(Dataset items)

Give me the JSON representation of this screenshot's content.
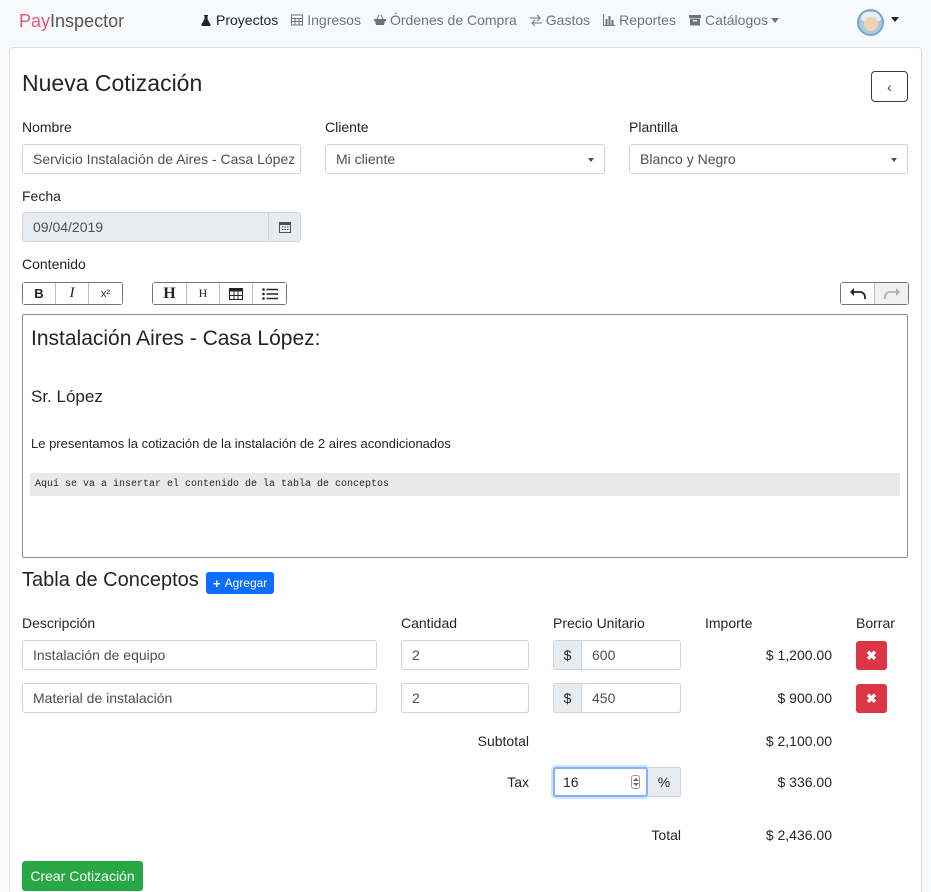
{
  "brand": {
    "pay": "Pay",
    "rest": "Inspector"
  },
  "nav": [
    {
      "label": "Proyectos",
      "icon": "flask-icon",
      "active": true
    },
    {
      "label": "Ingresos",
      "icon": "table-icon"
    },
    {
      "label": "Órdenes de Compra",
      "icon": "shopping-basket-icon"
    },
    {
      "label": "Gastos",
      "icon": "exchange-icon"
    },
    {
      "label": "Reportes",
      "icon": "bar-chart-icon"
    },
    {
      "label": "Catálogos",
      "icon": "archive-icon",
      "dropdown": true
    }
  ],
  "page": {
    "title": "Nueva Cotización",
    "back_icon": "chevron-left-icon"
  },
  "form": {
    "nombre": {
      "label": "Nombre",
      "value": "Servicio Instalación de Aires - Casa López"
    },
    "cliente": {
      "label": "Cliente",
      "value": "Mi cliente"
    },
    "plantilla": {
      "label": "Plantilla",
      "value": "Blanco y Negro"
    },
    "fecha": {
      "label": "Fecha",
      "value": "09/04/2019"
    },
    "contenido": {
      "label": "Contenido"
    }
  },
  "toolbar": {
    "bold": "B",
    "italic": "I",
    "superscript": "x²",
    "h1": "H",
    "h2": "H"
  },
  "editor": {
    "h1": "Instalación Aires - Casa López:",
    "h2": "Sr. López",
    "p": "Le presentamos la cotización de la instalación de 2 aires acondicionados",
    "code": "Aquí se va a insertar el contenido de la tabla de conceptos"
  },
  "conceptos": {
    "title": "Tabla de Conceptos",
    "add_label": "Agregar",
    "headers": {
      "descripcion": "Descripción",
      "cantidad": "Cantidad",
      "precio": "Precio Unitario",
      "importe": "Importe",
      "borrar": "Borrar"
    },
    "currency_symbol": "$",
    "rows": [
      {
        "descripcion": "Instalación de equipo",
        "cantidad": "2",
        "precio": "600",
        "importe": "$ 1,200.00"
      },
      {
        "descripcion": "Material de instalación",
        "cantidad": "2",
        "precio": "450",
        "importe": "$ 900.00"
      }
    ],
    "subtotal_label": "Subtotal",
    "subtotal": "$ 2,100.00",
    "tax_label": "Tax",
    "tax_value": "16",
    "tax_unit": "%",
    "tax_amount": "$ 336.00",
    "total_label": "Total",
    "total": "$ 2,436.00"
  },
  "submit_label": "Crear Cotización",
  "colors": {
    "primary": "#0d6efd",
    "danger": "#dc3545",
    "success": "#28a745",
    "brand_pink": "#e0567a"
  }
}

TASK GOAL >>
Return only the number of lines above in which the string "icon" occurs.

ANSWER TO THE PROBLEM >>
7